What is being asked:
In the entries below, how many lines include "this"? Reply with the number and nothing more.
========
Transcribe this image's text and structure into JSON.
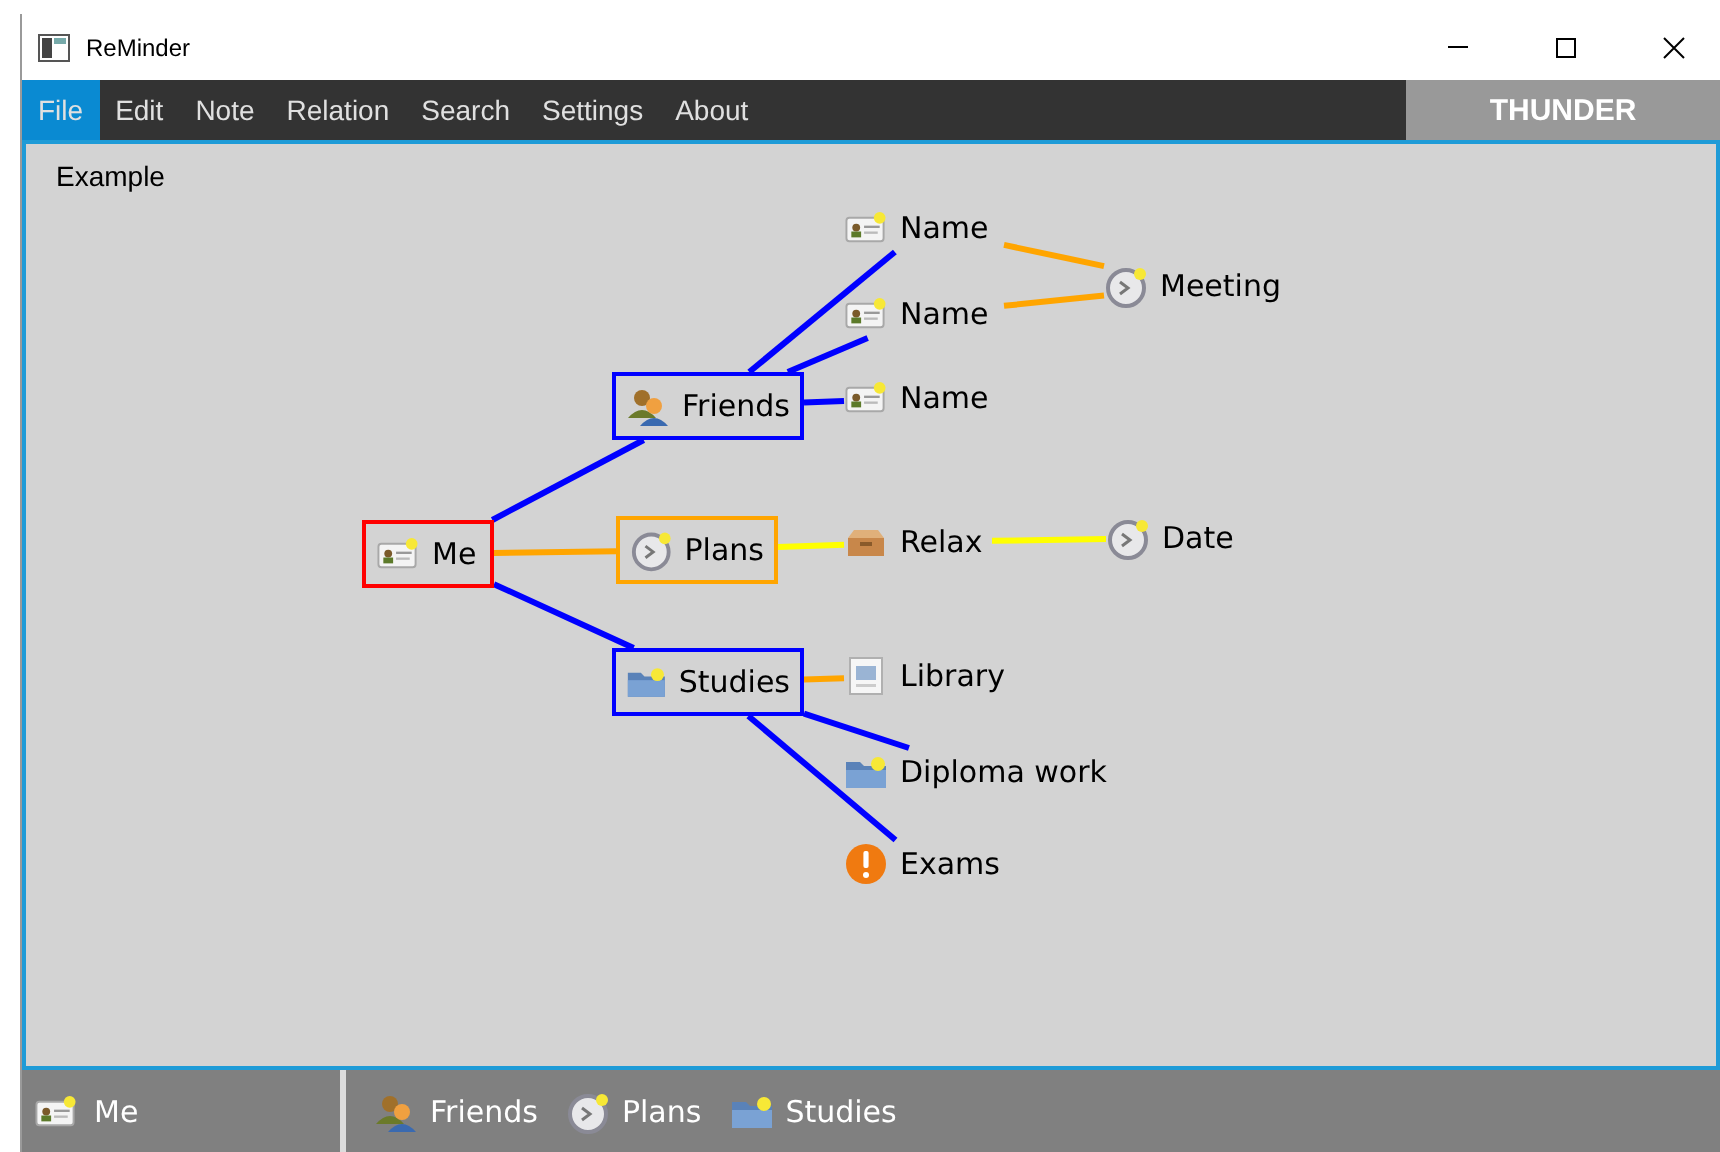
{
  "window": {
    "title": "ReMinder"
  },
  "menu": [
    {
      "label": "File",
      "selected": true
    },
    {
      "label": "Edit",
      "selected": false
    },
    {
      "label": "Note",
      "selected": false
    },
    {
      "label": "Relation",
      "selected": false
    },
    {
      "label": "Search",
      "selected": false
    },
    {
      "label": "Settings",
      "selected": false
    },
    {
      "label": "About",
      "selected": false
    }
  ],
  "user": "THUNDER",
  "canvas": {
    "title": "Example",
    "root": {
      "label": "Me",
      "kind": "card",
      "color": "#ff0000",
      "children": [
        {
          "label": "Friends",
          "kind": "people",
          "color": "#0000ff",
          "link": {
            "color": "#0000ff"
          },
          "children": [
            {
              "label": "Name",
              "kind": "card",
              "link": {
                "color": "#0000ff"
              },
              "children": [
                {
                  "label": "Meeting",
                  "kind": "clock",
                  "link": {
                    "color": "#ffa500"
                  }
                }
              ]
            },
            {
              "label": "Name",
              "kind": "card",
              "link": {
                "color": "#0000ff"
              },
              "joined": true
            },
            {
              "label": "Name",
              "kind": "card",
              "link": {
                "color": "#0000ff"
              }
            }
          ]
        },
        {
          "label": "Plans",
          "kind": "clock",
          "color": "#ffa500",
          "link": {
            "color": "#ffa500"
          },
          "children": [
            {
              "label": "Relax",
              "kind": "box",
              "link": {
                "color": "#ffff00"
              },
              "children": [
                {
                  "label": "Date",
                  "kind": "clock",
                  "link": {
                    "color": "#ffff00"
                  }
                }
              ]
            }
          ]
        },
        {
          "label": "Studies",
          "kind": "folder",
          "color": "#0000ff",
          "link": {
            "color": "#0000ff"
          },
          "children": [
            {
              "label": "Library",
              "kind": "document",
              "link": {
                "color": "#ffa500"
              }
            },
            {
              "label": "Diploma work",
              "kind": "folder",
              "link": {
                "color": "#0000ff"
              }
            },
            {
              "label": "Exams",
              "kind": "alert",
              "link": {
                "color": "#0000ff"
              }
            }
          ]
        }
      ]
    }
  },
  "status_bar": {
    "current": {
      "label": "Me",
      "kind": "card"
    },
    "path": [
      {
        "label": "Friends",
        "kind": "people"
      },
      {
        "label": "Plans",
        "kind": "clock"
      },
      {
        "label": "Studies",
        "kind": "folder"
      }
    ]
  }
}
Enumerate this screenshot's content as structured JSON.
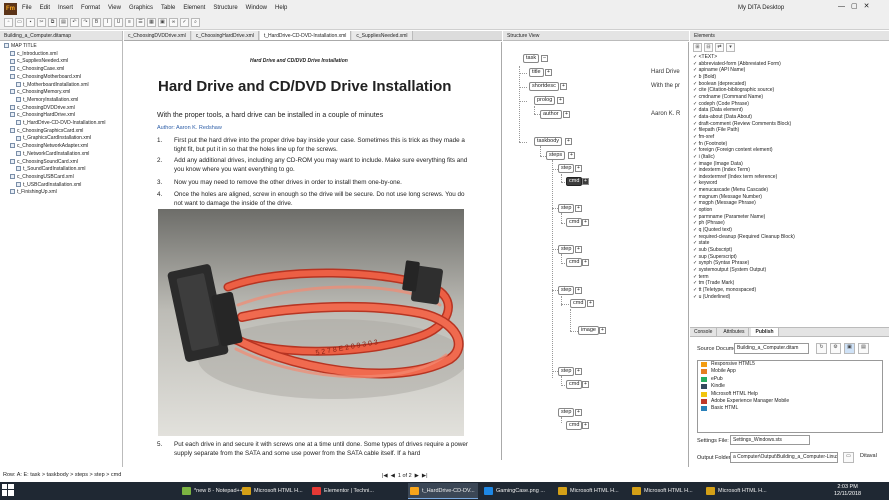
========
Task solution:
2